Orlandino: A lot of information, a lot of exposure. The good companies who are growing, they’re there selling service, not just product, they are offering a lot to the retailers. And they need to absorb it, and learn it, and take it, and suck it in. The old days of, “here, take this, buy it, it’ll sell” — that’s not the sales pitch anymore. Now we’re telling you why and how to sell and market these products on a regular basis… and it works! We know it works. We’ve seen our sales rise and we’ve seen the retailers’ sales rise.

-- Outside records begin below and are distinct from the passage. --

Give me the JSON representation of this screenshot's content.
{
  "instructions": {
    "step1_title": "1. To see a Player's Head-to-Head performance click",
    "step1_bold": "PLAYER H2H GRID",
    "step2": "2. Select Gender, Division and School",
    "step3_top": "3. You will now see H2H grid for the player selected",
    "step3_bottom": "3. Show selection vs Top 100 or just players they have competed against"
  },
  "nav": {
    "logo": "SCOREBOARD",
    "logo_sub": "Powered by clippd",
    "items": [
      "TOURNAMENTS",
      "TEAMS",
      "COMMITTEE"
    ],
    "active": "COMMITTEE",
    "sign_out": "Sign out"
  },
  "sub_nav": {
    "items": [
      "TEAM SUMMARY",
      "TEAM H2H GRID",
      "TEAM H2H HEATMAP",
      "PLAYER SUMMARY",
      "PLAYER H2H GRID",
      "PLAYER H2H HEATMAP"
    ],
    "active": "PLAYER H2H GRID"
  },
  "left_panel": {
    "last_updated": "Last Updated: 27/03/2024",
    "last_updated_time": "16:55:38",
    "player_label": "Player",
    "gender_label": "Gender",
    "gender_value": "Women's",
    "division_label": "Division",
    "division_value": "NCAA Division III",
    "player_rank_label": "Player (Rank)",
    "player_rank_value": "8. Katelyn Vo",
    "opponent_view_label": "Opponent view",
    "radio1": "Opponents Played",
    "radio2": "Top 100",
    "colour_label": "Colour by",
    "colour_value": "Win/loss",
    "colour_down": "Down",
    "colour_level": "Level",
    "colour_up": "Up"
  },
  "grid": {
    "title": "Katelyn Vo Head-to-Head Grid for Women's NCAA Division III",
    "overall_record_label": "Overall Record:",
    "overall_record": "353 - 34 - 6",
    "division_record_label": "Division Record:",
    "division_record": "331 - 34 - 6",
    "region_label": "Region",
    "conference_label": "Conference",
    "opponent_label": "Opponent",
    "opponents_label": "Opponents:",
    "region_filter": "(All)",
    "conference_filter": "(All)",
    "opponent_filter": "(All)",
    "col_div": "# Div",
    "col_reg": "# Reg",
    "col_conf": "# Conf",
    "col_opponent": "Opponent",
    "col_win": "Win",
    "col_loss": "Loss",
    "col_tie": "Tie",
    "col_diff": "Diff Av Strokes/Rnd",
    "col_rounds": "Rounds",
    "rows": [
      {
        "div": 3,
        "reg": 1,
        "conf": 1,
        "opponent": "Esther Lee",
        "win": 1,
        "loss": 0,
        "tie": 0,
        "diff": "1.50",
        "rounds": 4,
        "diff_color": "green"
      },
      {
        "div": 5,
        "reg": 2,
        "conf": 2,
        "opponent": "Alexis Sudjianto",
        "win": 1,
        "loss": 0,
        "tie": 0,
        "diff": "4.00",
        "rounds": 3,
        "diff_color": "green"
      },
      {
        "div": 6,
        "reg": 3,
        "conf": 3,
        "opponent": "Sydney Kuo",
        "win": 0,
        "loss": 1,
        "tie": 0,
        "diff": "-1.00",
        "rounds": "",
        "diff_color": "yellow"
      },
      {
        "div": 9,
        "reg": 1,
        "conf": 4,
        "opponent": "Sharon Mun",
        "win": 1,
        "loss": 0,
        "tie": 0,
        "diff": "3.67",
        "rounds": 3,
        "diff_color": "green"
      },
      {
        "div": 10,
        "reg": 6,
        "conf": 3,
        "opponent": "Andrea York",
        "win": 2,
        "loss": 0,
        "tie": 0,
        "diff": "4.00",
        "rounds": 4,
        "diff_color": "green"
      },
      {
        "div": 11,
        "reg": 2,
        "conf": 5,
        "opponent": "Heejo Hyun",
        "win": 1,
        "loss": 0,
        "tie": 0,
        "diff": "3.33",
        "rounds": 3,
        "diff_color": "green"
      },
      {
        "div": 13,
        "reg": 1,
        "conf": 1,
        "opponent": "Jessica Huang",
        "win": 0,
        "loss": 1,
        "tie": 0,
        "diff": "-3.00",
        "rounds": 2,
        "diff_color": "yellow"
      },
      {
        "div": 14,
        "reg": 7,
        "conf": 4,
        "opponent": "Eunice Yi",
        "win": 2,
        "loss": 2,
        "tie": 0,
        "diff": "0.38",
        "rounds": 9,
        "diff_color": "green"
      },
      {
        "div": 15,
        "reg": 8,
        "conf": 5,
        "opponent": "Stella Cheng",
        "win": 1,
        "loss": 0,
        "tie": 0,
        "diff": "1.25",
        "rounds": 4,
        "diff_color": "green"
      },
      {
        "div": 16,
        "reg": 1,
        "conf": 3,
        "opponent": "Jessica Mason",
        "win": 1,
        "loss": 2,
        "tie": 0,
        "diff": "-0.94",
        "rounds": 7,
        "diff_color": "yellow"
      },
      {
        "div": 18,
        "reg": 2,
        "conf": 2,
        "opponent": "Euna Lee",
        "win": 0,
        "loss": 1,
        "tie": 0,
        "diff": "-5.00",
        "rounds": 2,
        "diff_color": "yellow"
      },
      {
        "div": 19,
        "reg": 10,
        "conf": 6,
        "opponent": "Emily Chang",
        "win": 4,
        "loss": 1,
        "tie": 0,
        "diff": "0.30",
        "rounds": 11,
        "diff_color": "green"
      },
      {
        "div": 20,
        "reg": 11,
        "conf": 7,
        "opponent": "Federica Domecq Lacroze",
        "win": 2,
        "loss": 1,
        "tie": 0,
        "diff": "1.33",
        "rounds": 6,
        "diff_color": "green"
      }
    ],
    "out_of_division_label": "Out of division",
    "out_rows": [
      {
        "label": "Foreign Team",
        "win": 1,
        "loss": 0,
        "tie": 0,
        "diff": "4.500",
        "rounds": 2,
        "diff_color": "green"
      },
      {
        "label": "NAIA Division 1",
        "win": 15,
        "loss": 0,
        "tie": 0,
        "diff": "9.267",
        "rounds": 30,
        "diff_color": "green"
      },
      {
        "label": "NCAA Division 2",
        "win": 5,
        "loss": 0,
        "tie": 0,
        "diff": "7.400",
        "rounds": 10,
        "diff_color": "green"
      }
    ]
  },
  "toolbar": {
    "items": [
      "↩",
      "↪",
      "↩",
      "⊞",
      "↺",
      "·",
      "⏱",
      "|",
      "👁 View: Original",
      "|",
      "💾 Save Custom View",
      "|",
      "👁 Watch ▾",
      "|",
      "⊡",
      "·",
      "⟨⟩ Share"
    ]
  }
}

XBIZ: Discuss ANME as an event for networking and/or building a sense of community within the pleasure products industry. How does it bring the industry together?
Orlandino: That was part of my concept early on, was having all the dinners and lunches together, to keep everyone together. It’s hard because we’re in Los Angeles, so a lot of the local companies take people out to dinners and hotels and we’ve tried to discourage that. But I do think that building community is important and we try to address it every year, to get people to stay and network. It is important that the industry stays together as a whole — more comes out of it.
XBIZ: What can we expect from ANME in the future?
Orlandino: We’re still looking for another venue that meets our needs. We’re always looking for a bigger venue in order to fit everybody. Other than that, it works. The format works. From the day it was created, I’ve been running the show ever since. I still currently run the show with Val Jones — who does a tremendous job keeping everyone in line and keeping the show moving forward.
We may look at doing a traveling ANME for the future, but that’s about it. See you in Burbank!